[[ DATA LISTING open ]]

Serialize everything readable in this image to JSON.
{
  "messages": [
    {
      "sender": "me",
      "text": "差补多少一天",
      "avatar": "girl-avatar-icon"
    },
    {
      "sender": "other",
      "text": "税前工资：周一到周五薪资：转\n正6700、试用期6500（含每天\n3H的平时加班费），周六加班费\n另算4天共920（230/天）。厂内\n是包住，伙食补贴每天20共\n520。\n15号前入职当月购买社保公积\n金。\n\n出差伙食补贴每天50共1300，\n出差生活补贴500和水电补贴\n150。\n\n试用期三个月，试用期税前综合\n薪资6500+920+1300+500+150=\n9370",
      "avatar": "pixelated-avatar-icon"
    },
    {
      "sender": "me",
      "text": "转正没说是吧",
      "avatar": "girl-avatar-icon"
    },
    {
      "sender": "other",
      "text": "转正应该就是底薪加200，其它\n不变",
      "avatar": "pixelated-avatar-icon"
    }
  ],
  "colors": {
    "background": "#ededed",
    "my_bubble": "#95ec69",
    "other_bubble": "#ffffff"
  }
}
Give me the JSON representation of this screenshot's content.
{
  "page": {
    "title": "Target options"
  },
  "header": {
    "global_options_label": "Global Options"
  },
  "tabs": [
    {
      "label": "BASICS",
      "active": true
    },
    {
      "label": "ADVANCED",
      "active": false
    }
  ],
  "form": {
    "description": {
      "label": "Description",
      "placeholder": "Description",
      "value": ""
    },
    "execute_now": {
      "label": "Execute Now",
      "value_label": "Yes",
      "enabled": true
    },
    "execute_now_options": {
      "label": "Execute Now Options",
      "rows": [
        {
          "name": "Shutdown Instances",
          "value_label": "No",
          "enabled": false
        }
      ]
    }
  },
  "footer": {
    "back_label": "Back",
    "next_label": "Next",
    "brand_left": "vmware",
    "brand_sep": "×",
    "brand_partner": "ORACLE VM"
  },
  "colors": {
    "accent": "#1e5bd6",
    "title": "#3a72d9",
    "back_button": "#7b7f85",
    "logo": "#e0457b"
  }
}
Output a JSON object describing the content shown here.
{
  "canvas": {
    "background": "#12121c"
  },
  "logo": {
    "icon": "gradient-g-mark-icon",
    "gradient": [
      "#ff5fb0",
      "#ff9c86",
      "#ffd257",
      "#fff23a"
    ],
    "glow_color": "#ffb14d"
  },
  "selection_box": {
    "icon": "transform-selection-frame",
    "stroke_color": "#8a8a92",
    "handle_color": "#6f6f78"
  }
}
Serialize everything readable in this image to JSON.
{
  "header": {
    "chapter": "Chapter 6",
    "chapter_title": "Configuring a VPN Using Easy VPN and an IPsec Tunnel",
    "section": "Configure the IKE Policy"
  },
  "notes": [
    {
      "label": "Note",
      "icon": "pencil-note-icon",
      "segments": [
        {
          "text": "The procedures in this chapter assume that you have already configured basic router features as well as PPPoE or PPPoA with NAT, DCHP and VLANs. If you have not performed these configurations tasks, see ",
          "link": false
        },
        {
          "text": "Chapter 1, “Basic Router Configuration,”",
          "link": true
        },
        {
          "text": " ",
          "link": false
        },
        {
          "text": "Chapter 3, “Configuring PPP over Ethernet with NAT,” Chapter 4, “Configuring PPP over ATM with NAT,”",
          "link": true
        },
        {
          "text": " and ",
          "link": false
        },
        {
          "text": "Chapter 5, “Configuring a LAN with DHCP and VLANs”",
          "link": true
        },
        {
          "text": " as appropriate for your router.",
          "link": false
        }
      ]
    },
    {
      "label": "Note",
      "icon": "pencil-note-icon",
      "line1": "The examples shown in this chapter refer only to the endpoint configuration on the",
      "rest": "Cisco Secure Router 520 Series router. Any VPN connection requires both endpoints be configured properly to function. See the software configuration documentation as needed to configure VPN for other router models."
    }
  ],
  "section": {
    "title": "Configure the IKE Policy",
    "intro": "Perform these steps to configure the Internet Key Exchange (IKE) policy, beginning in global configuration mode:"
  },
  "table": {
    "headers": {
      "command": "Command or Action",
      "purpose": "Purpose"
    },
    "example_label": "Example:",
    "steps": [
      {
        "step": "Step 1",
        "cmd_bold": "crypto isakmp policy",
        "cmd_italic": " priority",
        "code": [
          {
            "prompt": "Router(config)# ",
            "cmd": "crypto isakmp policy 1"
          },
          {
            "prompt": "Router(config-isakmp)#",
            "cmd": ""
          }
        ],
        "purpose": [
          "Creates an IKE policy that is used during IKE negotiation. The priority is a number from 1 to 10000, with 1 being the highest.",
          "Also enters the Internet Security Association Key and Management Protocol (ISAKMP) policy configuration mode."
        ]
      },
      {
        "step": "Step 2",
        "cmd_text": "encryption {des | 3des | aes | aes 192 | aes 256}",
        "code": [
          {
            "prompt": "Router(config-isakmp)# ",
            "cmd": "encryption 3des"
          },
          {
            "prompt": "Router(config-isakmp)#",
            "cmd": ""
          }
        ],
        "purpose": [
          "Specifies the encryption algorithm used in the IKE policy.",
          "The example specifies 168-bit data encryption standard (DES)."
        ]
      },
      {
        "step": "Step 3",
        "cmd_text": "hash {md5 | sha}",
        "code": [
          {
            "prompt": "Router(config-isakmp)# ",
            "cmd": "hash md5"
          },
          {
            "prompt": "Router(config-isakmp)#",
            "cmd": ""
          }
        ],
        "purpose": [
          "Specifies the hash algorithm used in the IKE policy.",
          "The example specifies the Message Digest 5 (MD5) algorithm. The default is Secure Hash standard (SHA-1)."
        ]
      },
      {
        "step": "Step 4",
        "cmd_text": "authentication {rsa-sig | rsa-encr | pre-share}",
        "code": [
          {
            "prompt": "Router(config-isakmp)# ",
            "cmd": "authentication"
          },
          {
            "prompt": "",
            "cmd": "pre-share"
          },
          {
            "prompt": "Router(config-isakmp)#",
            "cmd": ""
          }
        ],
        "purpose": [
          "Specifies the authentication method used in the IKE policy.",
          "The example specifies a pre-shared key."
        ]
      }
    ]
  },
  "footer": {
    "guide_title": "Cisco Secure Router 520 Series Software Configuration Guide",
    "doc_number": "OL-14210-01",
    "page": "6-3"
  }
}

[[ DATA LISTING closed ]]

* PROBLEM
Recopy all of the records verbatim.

* RESPONSE AREA
Serialize everything readable in this image to JSON.
{
  "messages": [
    {
      "sender": "me",
      "text": "差补多少一天",
      "avatar": "girl-avatar-icon"
    },
    {
      "sender": "other",
      "text": "税前工资：周一到周五薪资：转\n正6700、试用期6500（含每天\n3H的平时加班费），周六加班费\n另算4天共920（230/天）。厂内\n是包住，伙食补贴每天20共\n520。\n15号前入职当月购买社保公积\n金。\n\n出差伙食补贴每天50共1300，\n出差生活补贴500和水电补贴\n150。\n\n试用期三个月，试用期税前综合\n薪资6500+920+1300+500+150=\n9370",
      "avatar": "pixelated-avatar-icon"
    },
    {
      "sender": "me",
      "text": "转正没说是吧",
      "avatar": "girl-avatar-icon"
    },
    {
      "sender": "other",
      "text": "转正应该就是底薪加200，其它\n不变",
      "avatar": "pixelated-avatar-icon"
    }
  ],
  "colors": {
    "background": "#ededed",
    "my_bubble": "#95ec69",
    "other_bubble": "#ffffff"
  }
}
Give me the JSON representation of this screenshot's content.
{
  "page": {
    "title": "Target options"
  },
  "header": {
    "global_options_label": "Global Options"
  },
  "tabs": [
    {
      "label": "BASICS",
      "active": true
    },
    {
      "label": "ADVANCED",
      "active": false
    }
  ],
  "form": {
    "description": {
      "label": "Description",
      "placeholder": "Description",
      "value": ""
    },
    "execute_now": {
      "label": "Execute Now",
      "value_label": "Yes",
      "enabled": true
    },
    "execute_now_options": {
      "label": "Execute Now Options",
      "rows": [
        {
          "name": "Shutdown Instances",
          "value_label": "No",
          "enabled": false
        }
      ]
    }
  },
  "footer": {
    "back_label": "Back",
    "next_label": "Next",
    "brand_left": "vmware",
    "brand_sep": "×",
    "brand_partner": "ORACLE VM"
  },
  "colors": {
    "accent": "#1e5bd6",
    "title": "#3a72d9",
    "back_button": "#7b7f85",
    "logo": "#e0457b"
  }
}
Output a JSON object describing the content shown here.
{
  "canvas": {
    "background": "#12121c"
  },
  "logo": {
    "icon": "gradient-g-mark-icon",
    "gradient": [
      "#ff5fb0",
      "#ff9c86",
      "#ffd257",
      "#fff23a"
    ],
    "glow_color": "#ffb14d"
  },
  "selection_box": {
    "icon": "transform-selection-frame",
    "stroke_color": "#8a8a92",
    "handle_color": "#6f6f78"
  }
}
Serialize everything readable in this image to JSON.
{
  "header": {
    "chapter": "Chapter 6",
    "chapter_title": "Configuring a VPN Using Easy VPN and an IPsec Tunnel",
    "section": "Configure the IKE Policy"
  },
  "notes": [
    {
      "label": "Note",
      "icon": "pencil-note-icon",
      "segments": [
        {
          "text": "The procedures in this chapter assume that you have already configured basic router features as well as PPPoE or PPPoA with NAT, DCHP and VLANs. If you have not performed these configurations tasks, see ",
          "link": false
        },
        {
          "text": "Chapter 1, “Basic Router Configuration,”",
          "link": true
        },
        {
          "text": " ",
          "link": false
        },
        {
          "text": "Chapter 3, “Configuring PPP over Ethernet with NAT,” Chapter 4, “Configuring PPP over ATM with NAT,”",
          "link": true
        },
        {
          "text": " and ",
          "link": false
        },
        {
          "text": "Chapter 5, “Configuring a LAN with DHCP and VLANs”",
          "link": true
        },
        {
          "text": " as appropriate for your router.",
          "link": false
        }
      ]
    },
    {
      "label": "Note",
      "icon": "pencil-note-icon",
      "line1": "The examples shown in this chapter refer only to the endpoint configuration on the",
      "rest": "Cisco Secure Router 520 Series router. Any VPN connection requires both endpoints be configured properly to function. See the software configuration documentation as needed to configure VPN for other router models."
    }
  ],
  "section": {
    "title": "Configure the IKE Policy",
    "intro": "Perform these steps to configure the Internet Key Exchange (IKE) policy, beginning in global configuration mode:"
  },
  "table": {
    "headers": {
      "command": "Command or Action",
      "purpose": "Purpose"
    },
    "example_label": "Example:",
    "steps": [
      {
        "step": "Step 1",
        "cmd_bold": "crypto isakmp policy",
        "cmd_italic": " priority",
        "code": [
          {
            "prompt": "Router(config)# ",
            "cmd": "crypto isakmp policy 1"
          },
          {
            "prompt": "Router(config-isakmp)#",
            "cmd": ""
          }
        ],
        "purpose": [
          "Creates an IKE policy that is used during IKE negotiation. The priority is a number from 1 to 10000, with 1 being the highest.",
          "Also enters the Internet Security Association Key and Management Protocol (ISAKMP) policy configuration mode."
        ]
      },
      {
        "step": "Step 2",
        "cmd_text": "encryption {des | 3des | aes | aes 192 | aes 256}",
        "code": [
          {
            "prompt": "Router(config-isakmp)# ",
            "cmd": "encryption 3des"
          },
          {
            "prompt": "Router(config-isakmp)#",
            "cmd": ""
          }
        ],
        "purpose": [
          "Specifies the encryption algorithm used in the IKE policy.",
          "The example specifies 168-bit data encryption standard (DES)."
        ]
      },
      {
        "step": "Step 3",
        "cmd_text": "hash {md5 | sha}",
        "code": [
          {
            "prompt": "Router(config-isakmp)# ",
            "cmd": "hash md5"
          },
          {
            "prompt": "Router(config-isakmp)#",
            "cmd": ""
          }
        ],
        "purpose": [
          "Specifies the hash algorithm used in the IKE policy.",
          "The example specifies the Message Digest 5 (MD5) algorithm. The default is Secure Hash standard (SHA-1)."
        ]
      },
      {
        "step": "Step 4",
        "cmd_text": "authentication {rsa-sig | rsa-encr | pre-share}",
        "code": [
          {
            "prompt": "Router(config-isakmp)# ",
            "cmd": "authentication"
          },
          {
            "prompt": "",
            "cmd": "pre-share"
          },
          {
            "prompt": "Router(config-isakmp)#",
            "cmd": ""
          }
        ],
        "purpose": [
          "Specifies the authentication method used in the IKE policy.",
          "The example specifies a pre-shared key."
        ]
      }
    ]
  },
  "footer": {
    "guide_title": "Cisco Secure Router 520 Series Software Configuration Guide",
    "doc_number": "OL-14210-01",
    "page": "6-3"
  }
}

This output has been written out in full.